How Wattpad is building an IP vault for the streaming wars

After successful adaptations of Light as a Feather and After, the story-sharing platform is delving further into the content space as competition between streamers intensifies.

Aron Levitz picThe past 12 months have seen a number of successes for story-sharing platform Wattpad, but perhaps none have been more important than the realization that audiences are willing to move across mediums to consume its IP.

On the TV front, Light as a Feather, Hulu’s adaptation of Zoe Aarsen’s story, has been a hit for the U.S. streaming service. The 10-episode first season, launched in October 2018, received four Daytime Emmy Nominations and was later renewed for a 16-episode sophomore outing.

Meanwhile, the Toronto-based company is also building out a theatrical business model. After, a feature-length film based on Anna Todd’s story of the same name, has become among the top-grossing indie films of 2019 after logging a billion reads.

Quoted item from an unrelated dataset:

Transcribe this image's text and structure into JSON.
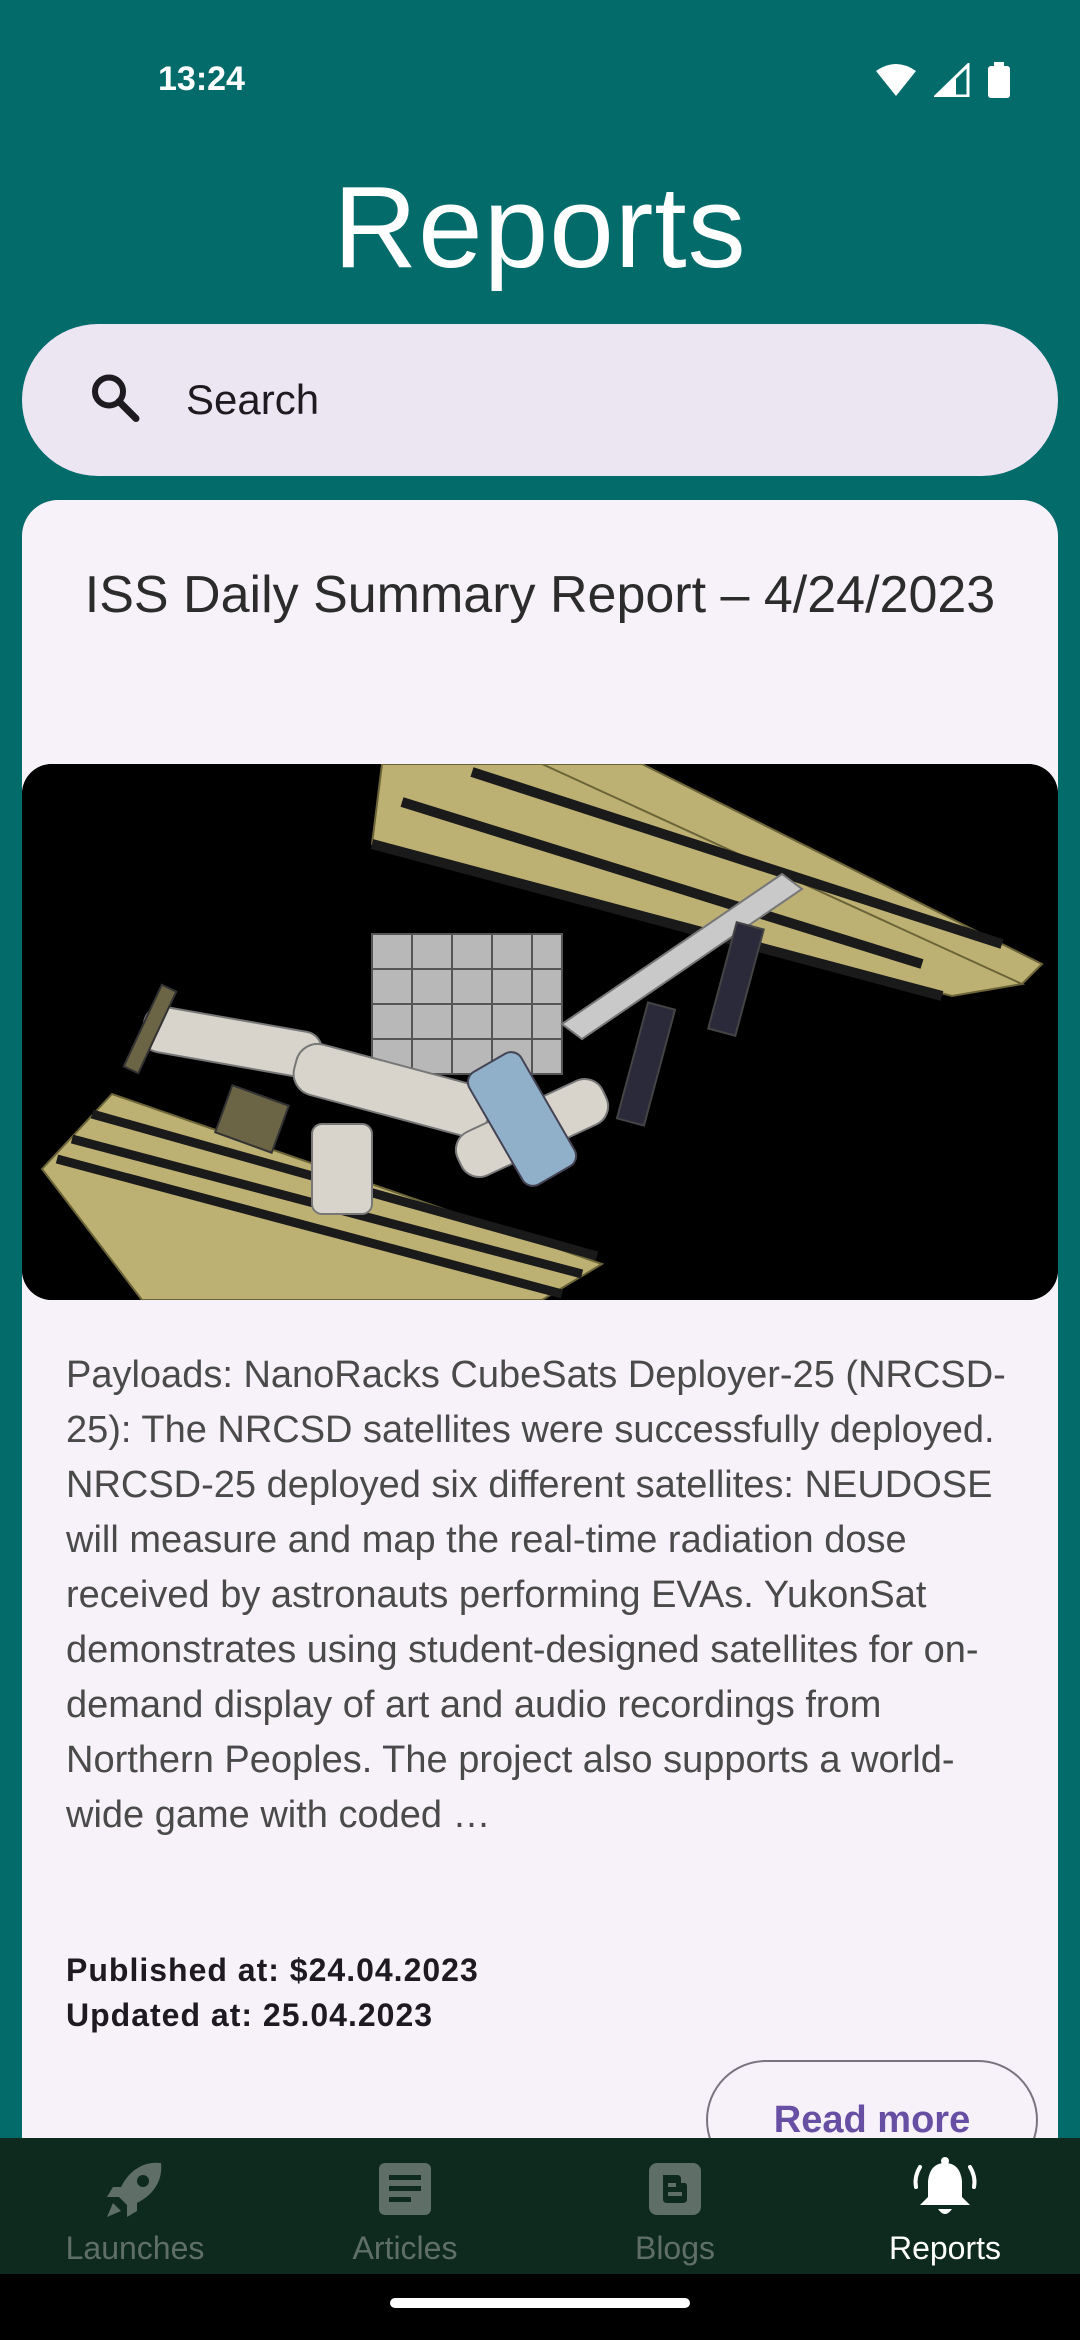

The film, produced by Wattpad Studios alongside CalMaple Media, Offspring Entertainment, Voltage Pictures and Diamond Film Productions, has grossed around USD$70 million at the global box office since its release in April, as well as winning three Teen Choice Awards (including best drama movie) and the People’s Choice Awards best drama movie prize. The sequel has already been shot, with Wattpad now looking to identify other properties that can bring fans out to the cinema.

The success of Light as a Feather and After has been a validation of the strategy, Wattpad Studios GM, Aron Levitz, told Playback Daily. “We’ve really seen that our audiences will leave our platform and go into different adaptations, whether it’s TV, film, or even books on shelves.”

Now, as the so-called streaming wars intensify, Wattpad is looking to delve further into the story-to-screen space, solidify its position as the world’s largest IP-generation platform, and capitalize on content market that is projected to grow enormously over the next three years. According the global estimates, Netflix’s global content spending will increase from to around USD$22.5 billion by fiscal 2022 from USD$12 billion in 2018, while Disney/Fox’s spend is projected to grow to USD$30 billion over the same period from USD$22 billion in 2018.

Wattpad, says Levitz, is perfectly positioned to capitalize on the fact streamers need fresh voices and pouring investment into their direct-to-consumer offerings.

“The entertainment industry today is plagued by the same voice telling the same story for 100 years. Now you add in all these new streaming players that are building up massive volumes of content to deal with the fact libraries are being subdivided back to the original rights owners,” he said.

Around a dozen content companies including CBC, eOneSony Pictures Television and Germany’s Bavaria Fiction have flocked to mine Wattpad’s story platform over the past 18 months. Apart from simply providing intel on what stories people are reading, the platform also allows users to comment on specific lines and paragraphs that they like. It is giving content companies a clear window into what audiences want to see and which parts of the story to highlight.

“It’s about listening to audiences in an entertainment world where, to date, development has been done in a black box. How can we ensure we’re taking down those walls?,” said Levitz.

Wattpad also today announced its latest TV greenlight, Slow Dancing, a six-episode original series commissioned by Singapore-based Mediacorp Studios. Wattpad’s Levitz and Eric Lehrman will produce, alongside supervising executive producer Tan Wei-Lyn, with filming set to begin in March. The original Wattpad story has been read almost 10 million times on the platform.

The on-screen popularity of Wattpad titles is also creating a loop effect, said Levitz, as interest in the film and TV adaptations is driving first-time users onto its main story-sharing platform. The number of unique monthly readers on the platform climbed to 80 million in 2019, a 23% increase from 2018, with four million writers posting stories to the platform.

As Wattpad continues to build out its story-to-screen business, Levitz said its importance as an IP vault for content companies the world over will continue to grow.

“We’re not going to run out of original IP any time soon, and we’re not going to stop finding and determining new trends and new directions that content is going. In a world where the amount spent on content is sky rocketing, we want that money to be spent smartly on things that audiences will truly love, not something that one executive sitting in L.A. thought was a good idea.”